On Record – Erland Cooper & Shards: Egilsay EP (Mercury KX)

What’s the story?

It has been an extremely productive and musically enriching year for Erland Cooper. This four-track EP is his second collaboration with Shards, the vocal ensemble with whom he worked on a festive release last year. Once again it has a visual accompaniment, with regular collaborator Alex Kozobolis.

What’s the music like?

Beautiful. Once again we are transported to Orkney, but each time we go we either learn something new about the place or are placed in a different context. Egilsay is one of the small isles to the north of the archipelago, and the compositions here are intended as meditations on shifting time and light. The song titles are Orcadian words associated with these phenomena.

This is immediately evident in the swooping vocal lines of Glimro and Lisbealad. The deeply moving first track shows how well Cooper writes for voices nearer the extremes of their range, with an angular line beautifully sung. The second has an even wider range, with soprano soaring and a bass down low, feeling the elemental qualities of the Orkney coastline. Tullimentan has a timeless quality, like an old Mediaeval incantation set against the steadily falling rain and flowing water. It is very emotive.

There is a second take on Glimro, reclothing the song and including a John Keats poem to mark the poet’s bicentenary. Its sotto voce words are read to the accompaniment of string arrangements from Uèle Lamore and Kathryn Joseph that put the piece in a new light, looking back to the previous EP Never Pass Into Nothingness.

Does it all work?

Yes. Once again this is music transporting its listener far away from their environment and directly into the place it reflects. Egilsay has a harsh, striking beauty that feels fully reflected in these concentrated portraits.

Is it recommended?

Absolutely, as another compelling chapter in Erland Cooper’s musical evolution. The voices make for an even more complete human experience.


Switched on – Erland Cooper: Hether Blether (Phases)

What’s the story?

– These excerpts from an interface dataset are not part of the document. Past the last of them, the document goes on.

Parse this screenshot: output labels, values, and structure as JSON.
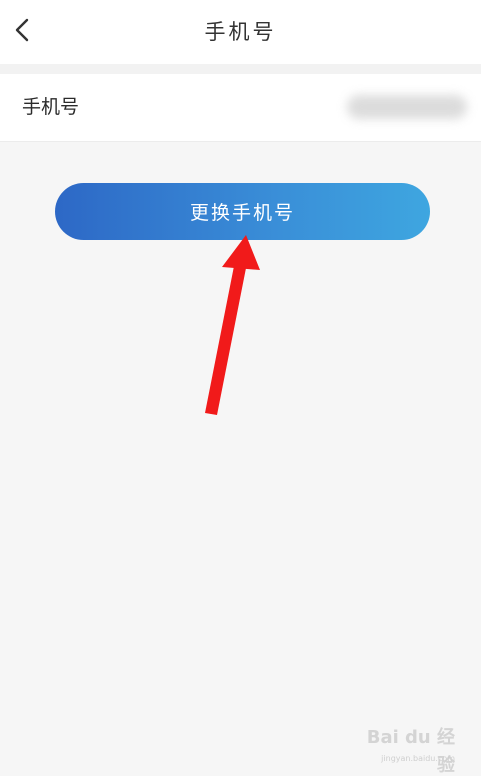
{
  "nav": {
    "title": "手机号",
    "back_icon": "chevron-left-icon"
  },
  "phone_row": {
    "label": "手机号"
  },
  "change_button": {
    "label": "更换手机号"
  },
  "annotation": {
    "arrow_color": "#f11a1a"
  },
  "watermark": {
    "logo": "Bai du 经验",
    "url": "jingyan.baidu.com"
  },
  "colors": {
    "button_gradient_start": "#2d68c6",
    "button_gradient_end": "#3ea6e0",
    "background": "#f6f6f6"
  }
}
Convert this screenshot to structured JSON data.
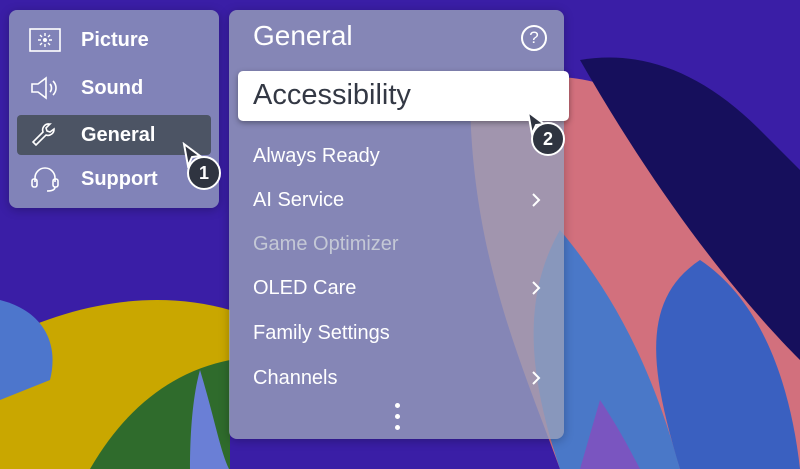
{
  "left_menu": {
    "items": [
      {
        "label": "Picture",
        "icon": "picture-icon"
      },
      {
        "label": "Sound",
        "icon": "speaker-icon"
      },
      {
        "label": "General",
        "icon": "wrench-icon",
        "selected": true
      },
      {
        "label": "Support",
        "icon": "headset-icon"
      }
    ]
  },
  "general_menu": {
    "title": "General",
    "help": "?",
    "highlighted": "Accessibility",
    "items": [
      {
        "label": "Always Ready",
        "chevron": false,
        "disabled": false
      },
      {
        "label": "AI Service",
        "chevron": true,
        "disabled": false
      },
      {
        "label": "Game Optimizer",
        "chevron": false,
        "disabled": true
      },
      {
        "label": "OLED Care",
        "chevron": true,
        "disabled": false
      },
      {
        "label": "Family Settings",
        "chevron": false,
        "disabled": false
      },
      {
        "label": "Channels",
        "chevron": true,
        "disabled": false
      }
    ]
  },
  "callouts": {
    "step1": "1",
    "step2": "2"
  },
  "colors": {
    "background": "#3b1ea6",
    "selected_item": "#4c5464",
    "highlight": "#ffffff"
  }
}
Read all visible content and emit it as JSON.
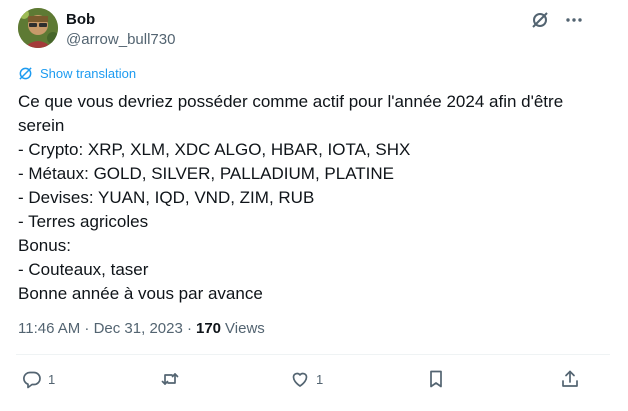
{
  "author": {
    "name": "Bob",
    "handle": "@arrow_bull730"
  },
  "top_icons": [
    "grok-icon",
    "more-icon"
  ],
  "translation": {
    "label": "Show translation"
  },
  "tweet": {
    "lines": [
      "Ce que vous devriez posséder comme actif pour l'année 2024 afin d'être",
      "serein",
      "- Crypto: XRP, XLM, XDC ALGO, HBAR, IOTA, SHX",
      "- Métaux: GOLD, SILVER, PALLADIUM, PLATINE",
      "- Devises: YUAN, IQD, VND, ZIM, RUB",
      "- Terres agricoles",
      "Bonus:",
      "- Couteaux, taser",
      "Bonne année à vous par avance"
    ]
  },
  "meta": {
    "timestamp": "11:46 AM · Dec 31, 2023 ·",
    "views_count": "170",
    "views_label": "Views"
  },
  "actions": {
    "reply_count": "1",
    "retweet_count": "",
    "like_count": "1"
  },
  "colors": {
    "accent": "#1d9bf0",
    "text": "#0f1419",
    "muted": "#536471"
  }
}
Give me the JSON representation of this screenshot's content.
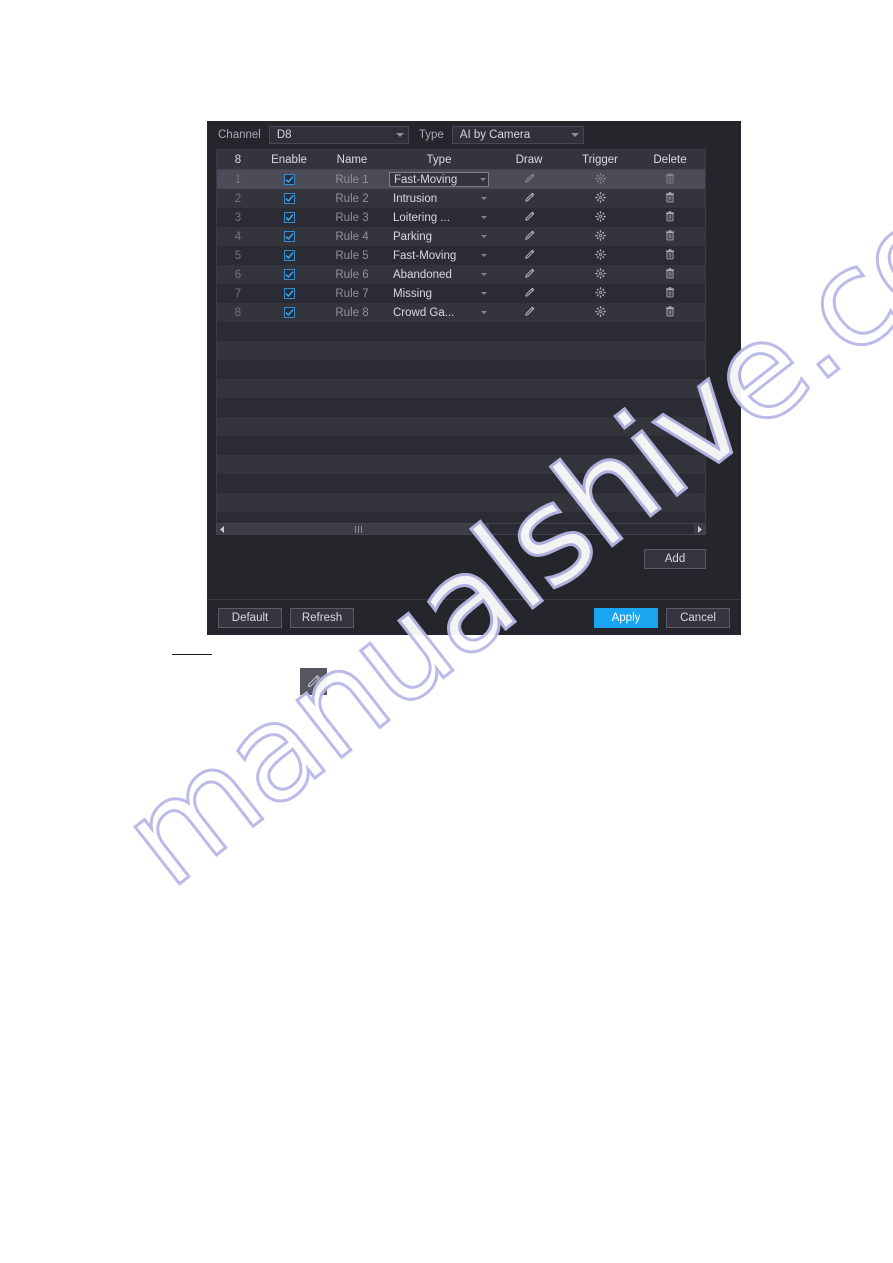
{
  "watermark": {
    "text": "manualshive.com"
  },
  "dialog": {
    "filters": {
      "channel_label": "Channel",
      "channel_value": "D8",
      "type_label": "Type",
      "type_value": "AI by Camera"
    },
    "table": {
      "headers": {
        "count": "8",
        "enable": "Enable",
        "name": "Name",
        "type": "Type",
        "draw": "Draw",
        "trigger": "Trigger",
        "delete": "Delete"
      },
      "rows": [
        {
          "index": "1",
          "enabled": true,
          "name": "Rule 1",
          "type": "Fast-Moving",
          "selected": true
        },
        {
          "index": "2",
          "enabled": true,
          "name": "Rule 2",
          "type": "Intrusion",
          "selected": false
        },
        {
          "index": "3",
          "enabled": true,
          "name": "Rule 3",
          "type": "Loitering ...",
          "selected": false
        },
        {
          "index": "4",
          "enabled": true,
          "name": "Rule 4",
          "type": "Parking",
          "selected": false
        },
        {
          "index": "5",
          "enabled": true,
          "name": "Rule 5",
          "type": "Fast-Moving",
          "selected": false
        },
        {
          "index": "6",
          "enabled": true,
          "name": "Rule 6",
          "type": "Abandoned",
          "selected": false
        },
        {
          "index": "7",
          "enabled": true,
          "name": "Rule 7",
          "type": "Missing",
          "selected": false
        },
        {
          "index": "8",
          "enabled": true,
          "name": "Rule 8",
          "type": "Crowd Ga...",
          "selected": false
        }
      ],
      "empty_row_count": 14
    },
    "add_label": "Add",
    "footer": {
      "default_label": "Default",
      "refresh_label": "Refresh",
      "apply_label": "Apply",
      "cancel_label": "Cancel"
    }
  },
  "colors": {
    "accent": "#19a5ef",
    "checkbox": "#2f8fd0",
    "dialog_bg": "#25252c",
    "row_odd": "#2b2b33",
    "row_even": "#34343d",
    "row_selected": "#4b4c57",
    "watermark": "#b7b8e8"
  }
}
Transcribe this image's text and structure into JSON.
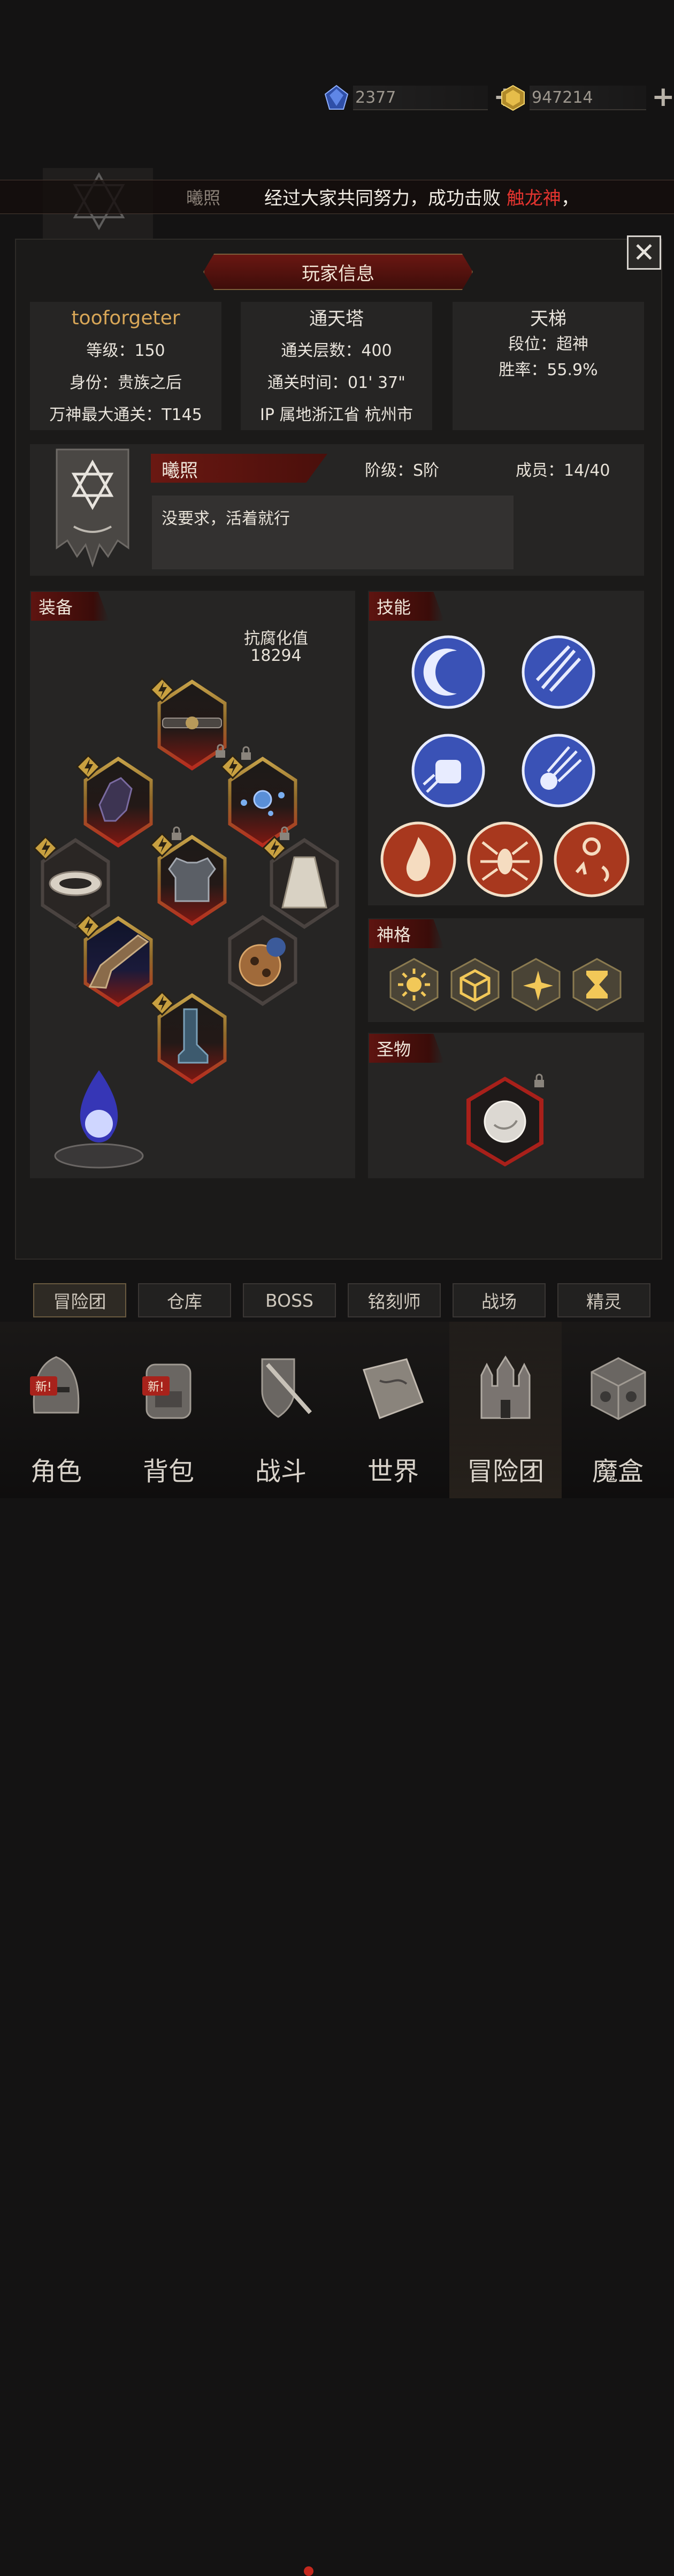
{
  "resources": {
    "gem_blue": "2377",
    "gem_gold": "947214"
  },
  "marquee": {
    "guild": "曦照",
    "prefix": "经过大家共同努力，成功击败 ",
    "highlight": "触龙神",
    "suffix": "，"
  },
  "dialog": {
    "title": "玩家信息",
    "player": {
      "name": "tooforgeter",
      "level": "等级：150",
      "identity": "身份：贵族之后",
      "max_clear": "万神最大通关：T145"
    },
    "tower": {
      "title": "通天塔",
      "floors": "通关层数：400",
      "time": "通关时间：01' 37\"",
      "ip": "IP 属地浙江省 杭州市"
    },
    "ladder": {
      "title": "天梯",
      "rank": "段位：超神",
      "winrate": "胜率：55.9%"
    },
    "guild": {
      "name": "曦照",
      "grade": "阶级：S阶",
      "members": "成员：14/40",
      "motto": "没要求，活着就行"
    },
    "equipment": {
      "header": "装备",
      "stat_label": "抗腐化值",
      "stat_value": "18294"
    },
    "skills": {
      "header": "技能"
    },
    "divinity": {
      "header": "神格"
    },
    "relic": {
      "header": "圣物"
    }
  },
  "tabs": [
    "冒险团",
    "仓库",
    "BOSS",
    "铭刻师",
    "战场",
    "精灵"
  ],
  "nav": [
    {
      "label": "角色",
      "badge": "新!"
    },
    {
      "label": "背包",
      "badge": "新!"
    },
    {
      "label": "战斗"
    },
    {
      "label": "世界"
    },
    {
      "label": "冒险团"
    },
    {
      "label": "魔盒"
    }
  ],
  "colors": {
    "accent_red": "#e3342f",
    "frame_gold": "#c9a44a",
    "header_red": "#5e1410"
  }
}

With Hether Blether, Erland Cooper reaches the end of his Orkney trilogy. What began as a relatively modest concept, a set of music to help him deal with the morning commute into his studio in London, has blossomed into a colourful portrait of the elements of his home island, a trilogy that tugs at the heartstrings of even the most benign observer. After Solan Goose (air) and Sule Skerry (water) comes Hether Blether (earth), where Cooper explores his upbringing through not just his own voice but those close by in the Orcadian community.

What’s the music like?

The music on Hether Blether is every bit as enchanting and intoxicating as that for Solan Goose and Sule Skerry, but it has a human element that reaches even further than its predecessors. There is a stronger vocal element here, making the stories that bit more human. Where Solan Goose evoked the bird on the wing, and Sule Skerry revelled in the power of the sea, Hether Blether – as its name implies – is about meaningful conversation, thankfulness for upbringing, and a deep respect for the joy of community.

The most immediately memorable of the ten tracks is Peedie Breeks, written with Benge. Its melody becomes a round, a softly lilting tune going round in circles that feel simultaneously old and new. Noup Head, the first track, sets the scene perfectly, giving once again the perspective of Orkney’s small place in the wide open North Sea that surrounds it. Skreevar is a study in serenity that gains power as Cooper adds melodic layers and voices, perfectly matched by the video where its author launches himself fully clothed into the North Sea!

Meanwhile the shimmering lights and recollections of Longhope – with Kathryn Joseph, John Burnside, Hiroshi Ebina and Hinako Omori – are beautifully wrought and paced.

The spoken voices bring life to the record too. You can hear the life experience, sense the twinkle in the eye. The same can be said of the violin, cello and soprano lines, but these are at a bigger distance.

Does it all work?

Yes. On the title track guest Astra Forward sings of how ‘you gave me the best days of my life’, and this heartfelt sentiment runs through the music and lyrics in Hether Blether, shouting thanks from the rooftops but also whispering in the quietest room.

The broader range of music works well here too, as does the interplay between vocals and instruments. Cooper uses quite a few guests but he has a discerning ear, and the textures never get too crowded. His scoring of the strings is beautifully judged, too, not overlaying them as many do but allowing each melodic line room to breathe. The same can be said for the voices, who add an enchanting air.

Is it recommended?

Again, as with the first two albums, there is no hesitation for putting Hether Blether forward as a wonderful piece of work. When lots of us are looking for solace in the music we listen to in these strange times, Erland Cooper gives us just that. However the poignant reminders of home add a tinge of sadness, as well as reminding of how our upbringing is what underpins our very existence. These are heady words for sure, but Hether Blether is worthy of them!



You can buy Hether Blether from Erland Cooper’s website here